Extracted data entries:
★ ★ ★ ★ ★ ★ ★

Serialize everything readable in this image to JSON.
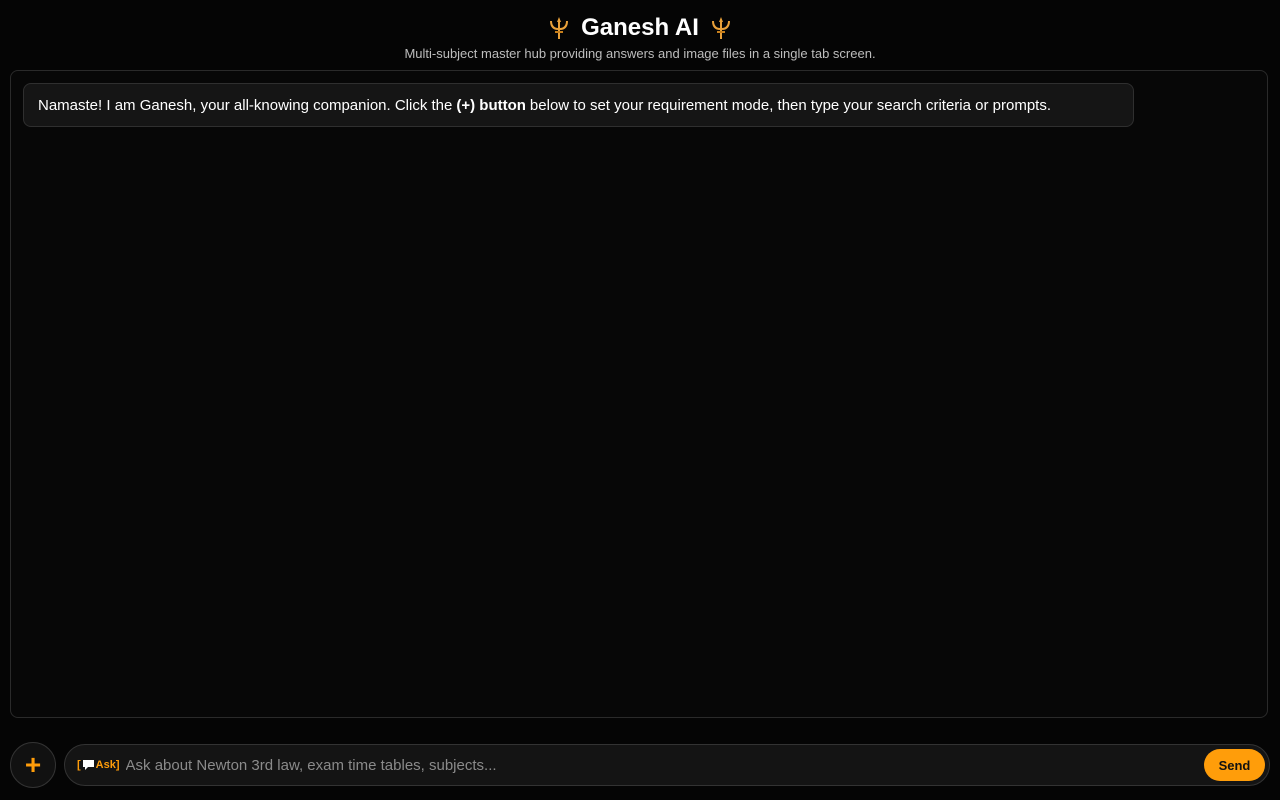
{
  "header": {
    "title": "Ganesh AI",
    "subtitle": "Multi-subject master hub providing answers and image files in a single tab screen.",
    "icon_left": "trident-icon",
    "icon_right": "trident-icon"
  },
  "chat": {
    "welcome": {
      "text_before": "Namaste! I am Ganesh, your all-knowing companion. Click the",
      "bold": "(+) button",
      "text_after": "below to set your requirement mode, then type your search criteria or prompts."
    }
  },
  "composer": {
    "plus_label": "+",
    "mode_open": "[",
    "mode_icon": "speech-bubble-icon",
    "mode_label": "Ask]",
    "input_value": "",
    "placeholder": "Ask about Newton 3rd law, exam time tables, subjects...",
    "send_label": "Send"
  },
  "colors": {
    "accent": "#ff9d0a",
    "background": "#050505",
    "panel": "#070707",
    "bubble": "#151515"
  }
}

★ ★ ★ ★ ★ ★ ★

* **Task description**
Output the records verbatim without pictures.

* **Output of the exercise**
Serialize everything readable in this image to JSON.
{
  "header": {
    "title": "Ganesh AI",
    "subtitle": "Multi-subject master hub providing answers and image files in a single tab screen.",
    "icon_left": "trident-icon",
    "icon_right": "trident-icon"
  },
  "chat": {
    "welcome": {
      "text_before": "Namaste! I am Ganesh, your all-knowing companion. Click the",
      "bold": "(+) button",
      "text_after": "below to set your requirement mode, then type your search criteria or prompts."
    }
  },
  "composer": {
    "plus_label": "+",
    "mode_open": "[",
    "mode_icon": "speech-bubble-icon",
    "mode_label": "Ask]",
    "input_value": "",
    "placeholder": "Ask about Newton 3rd law, exam time tables, subjects...",
    "send_label": "Send"
  },
  "colors": {
    "accent": "#ff9d0a",
    "background": "#050505",
    "panel": "#070707",
    "bubble": "#151515"
  }
}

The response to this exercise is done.